Kohn LT, Corrigan JM, Donaldson MS. To Err is Human: Building a Safer Health System. Washington, DC: National Academies Pr; 2000.
 
Gawande A. The Checklist Manifesto: How to Get Things Right. New York: Metropolitan Books; 2010.
 

Letters

NOTE:
Citing articles are presented as examples only. In non-demo SCM6 implementation, integration with CrossRef’s "Cited By" API will populate this tab (http://www.crossref.org/citedby.html).

Comments

Submit a Comment
Submit a Comment

Summary for Patients

Clinical Slide Sets

Terms of Use

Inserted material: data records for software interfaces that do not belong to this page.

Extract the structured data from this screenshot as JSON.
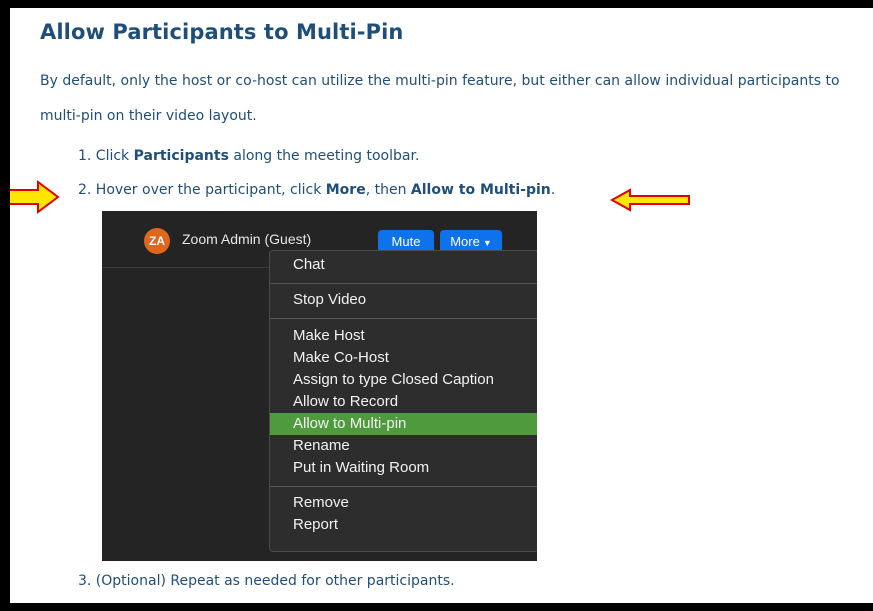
{
  "title": "Allow Participants to Multi-Pin",
  "intro": "By default, only the host or co-host can utilize the multi-pin feature, but either can allow individual participants to multi-pin on their video layout.",
  "steps": [
    {
      "prefix": "1. Click ",
      "bold1": "Participants",
      "mid": " along the meeting toolbar.",
      "bold2": "",
      "suffix": ""
    },
    {
      "prefix": "2. Hover over the participant, click ",
      "bold1": "More",
      "mid": ", then ",
      "bold2": "Allow to Multi-pin",
      "suffix": "."
    },
    {
      "prefix": "3. (Optional) Repeat as needed for other participants.",
      "bold1": "",
      "mid": "",
      "bold2": "",
      "suffix": ""
    }
  ],
  "screenshot": {
    "avatar_initials": "ZA",
    "participant_name": "Zoom Admin (Guest)",
    "mute_label": "Mute",
    "more_label": "More",
    "menu": [
      "Chat",
      "Stop Video",
      "Make Host",
      "Make Co-Host",
      "Assign to type Closed Caption",
      "Allow to Record",
      "Allow to Multi-pin",
      "Rename",
      "Put in Waiting Room",
      "Remove",
      "Report"
    ],
    "highlighted_item": "Allow to Multi-pin",
    "colors": {
      "button_blue": "#0e72ed",
      "highlight_green": "#4e9a3c",
      "avatar_orange": "#e0661b"
    }
  },
  "colors": {
    "heading": "#1f4e79",
    "arrow_fill": "#ffe600",
    "arrow_outline": "#e00000"
  }
}
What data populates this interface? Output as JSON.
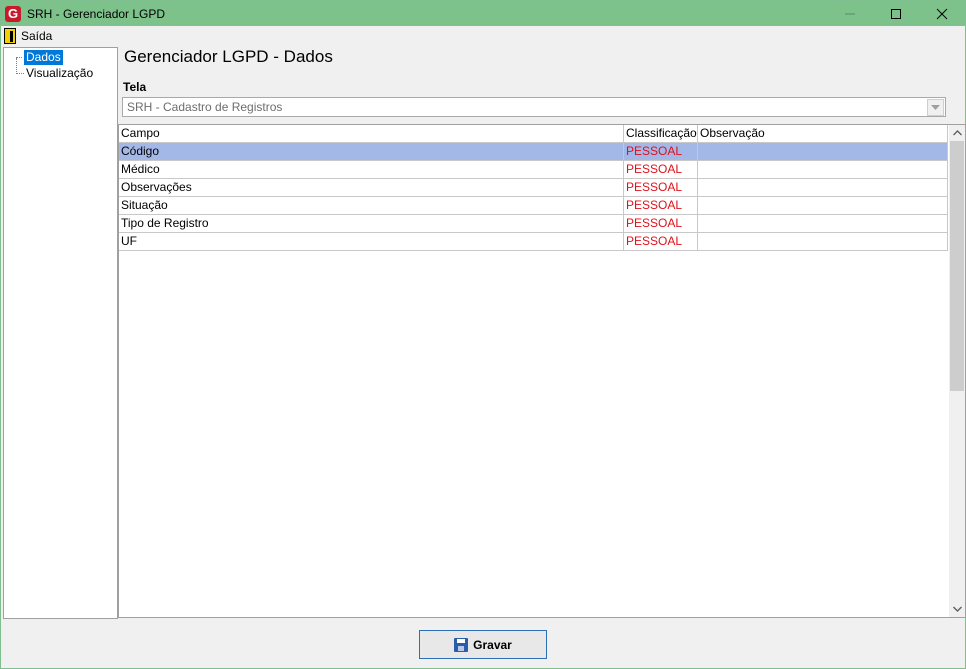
{
  "window": {
    "title": "SRH - Gerenciador LGPD",
    "app_icon_letter": "G"
  },
  "menu": {
    "exit_label": "Saída"
  },
  "tree": {
    "items": [
      {
        "label": "Dados",
        "selected": true
      },
      {
        "label": "Visualização",
        "selected": false
      }
    ]
  },
  "main": {
    "heading": "Gerenciador LGPD - Dados",
    "tela_label": "Tela",
    "tela_value": "SRH - Cadastro de Registros"
  },
  "grid": {
    "headers": [
      "Campo",
      "Classificação",
      "Observação"
    ],
    "rows": [
      {
        "campo": "Código",
        "classificacao": "PESSOAL",
        "observacao": ""
      },
      {
        "campo": "Médico",
        "classificacao": "PESSOAL",
        "observacao": ""
      },
      {
        "campo": "Observações",
        "classificacao": "PESSOAL",
        "observacao": ""
      },
      {
        "campo": "Situação",
        "classificacao": "PESSOAL",
        "observacao": ""
      },
      {
        "campo": "Tipo de Registro",
        "classificacao": "PESSOAL",
        "observacao": ""
      },
      {
        "campo": "UF",
        "classificacao": "PESSOAL",
        "observacao": ""
      }
    ],
    "selected_row": 0
  },
  "footer": {
    "gravar_label": "Gravar"
  },
  "colors": {
    "titlebar": "#7cc28a",
    "selection": "#a4b8e8",
    "classification_text": "#e0101a",
    "tree_selection": "#0078d7"
  }
}
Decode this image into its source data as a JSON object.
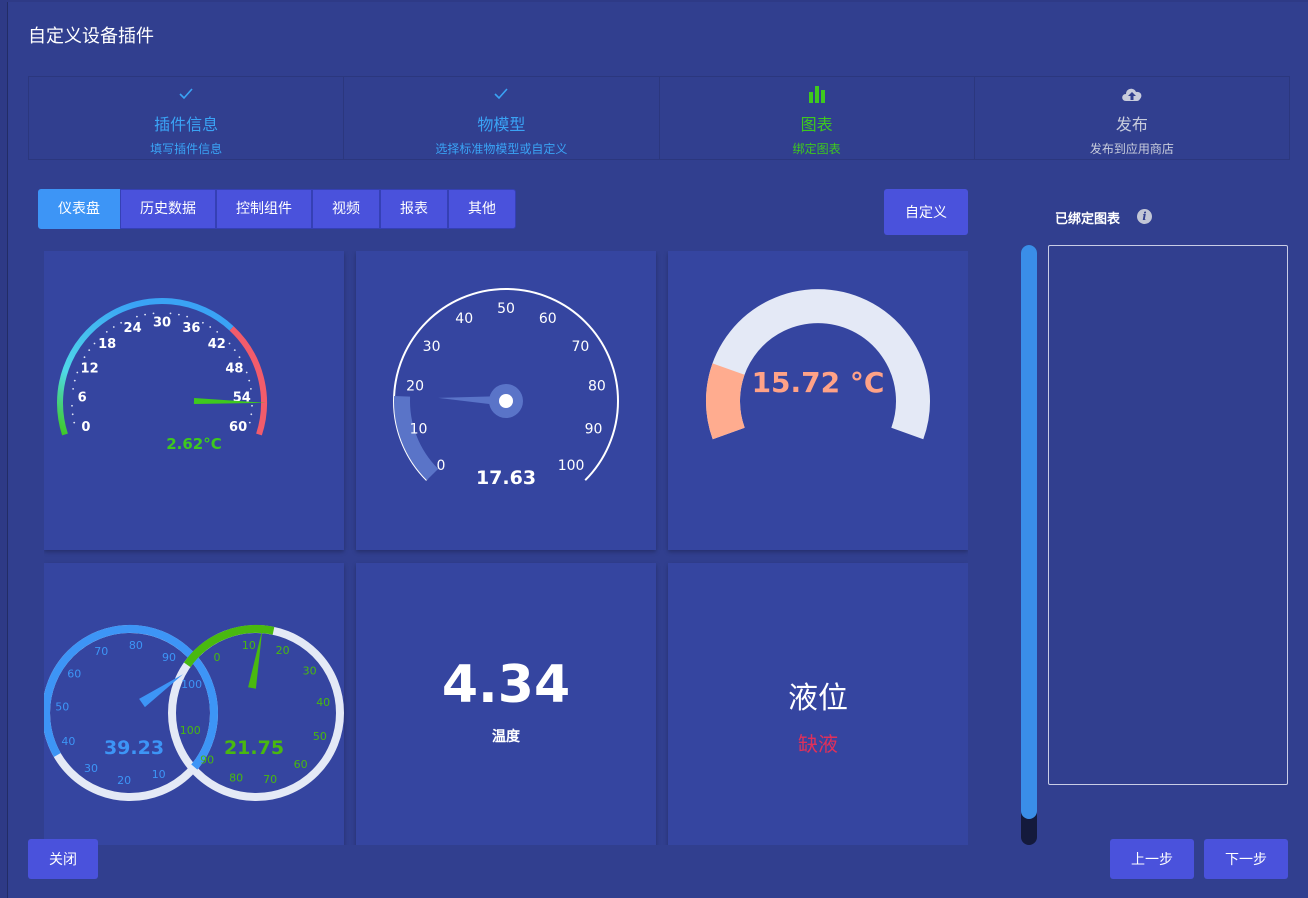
{
  "dialog": {
    "title": "自定义设备插件"
  },
  "steps": [
    {
      "title": "插件信息",
      "sub": "填写插件信息",
      "icon": "check-icon",
      "state": "done"
    },
    {
      "title": "物模型",
      "sub": "选择标准物模型或自定义",
      "icon": "check-icon",
      "state": "done"
    },
    {
      "title": "图表",
      "sub": "绑定图表",
      "icon": "bar-chart-icon",
      "state": "active"
    },
    {
      "title": "发布",
      "sub": "发布到应用商店",
      "icon": "cloud-upload-icon",
      "state": "wait"
    }
  ],
  "tabs": [
    "仪表盘",
    "历史数据",
    "控制组件",
    "视频",
    "报表",
    "其他"
  ],
  "active_tab": 0,
  "custom_button": "自定义",
  "widgets": {
    "gauge1": {
      "value_label": "2.62°C",
      "ticks": [
        "0",
        "6",
        "12",
        "18",
        "24",
        "30",
        "36",
        "42",
        "48",
        "54",
        "60"
      ],
      "value": 2.62,
      "min": 0,
      "max": 60
    },
    "gauge2": {
      "value_label": "17.63",
      "ticks": [
        "0",
        "10",
        "20",
        "30",
        "40",
        "50",
        "60",
        "70",
        "80",
        "90",
        "100"
      ],
      "value": 17.63,
      "min": 0,
      "max": 100
    },
    "gauge3": {
      "value_label": "15.72 °C",
      "fraction": 0.18
    },
    "gauge4": {
      "left": {
        "value_label": "39.23",
        "ticks": [
          "10",
          "20",
          "30",
          "40",
          "50",
          "60",
          "70",
          "80",
          "90",
          "100"
        ],
        "value": 39.23
      },
      "right": {
        "value_label": "21.75",
        "ticks": [
          "0",
          "10",
          "20",
          "30",
          "40",
          "50",
          "60",
          "70",
          "80",
          "90",
          "100"
        ],
        "value": 21.75
      }
    },
    "number": {
      "value": "4.34",
      "label": "温度"
    },
    "level": {
      "title": "液位",
      "status": "缺液"
    }
  },
  "bound": {
    "title": "已绑定图表",
    "info": "i"
  },
  "footer": {
    "close": "关闭",
    "prev": "上一步",
    "next": "下一步"
  },
  "colors": {
    "accent": "#4a52dc",
    "active_tab": "#3d95f6",
    "success": "#3ec91e",
    "danger": "#e0305a"
  }
}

The In the Clinic® slide sets are owned and copyrighted by the American College of Physicians (ACP). All text, graphics, trademarks, and other intellectual property incorporated into the slide sets remain the sole and exclusive property of the ACP. The slide sets may be used only by the person who downloads or purchases them and only for the purpose of presenting them during not-for-profit educational activities. Users may incorporate the entire slide set or selected individual slides into their own teaching presentations but may not alter the content of the slides in any way or remove the ACP copyright notice. Users may make print copies for use as hand-outs for the audience the user is personally addressing but may not otherwise reproduce or distribute the slides by any means or media, including but not limited to sending them as e-mail attachments, posting them on Internet or Intranet sites, publishing them in meeting proceedings, or making them available for sale or distribution in any unauthorized form, without the express written permission of the ACP. Unauthorized use of the In the Clinic slide sets will constitute copyright infringement.

Toolkit

Want to Subscribe?

Learn more about subscription options

Advertisement
Related Articles
Topic Collections
PubMed Articles
Forgot your password?
Enter your username and email address. We'll send you a reminder to the email address on record.
(Required)
(Required)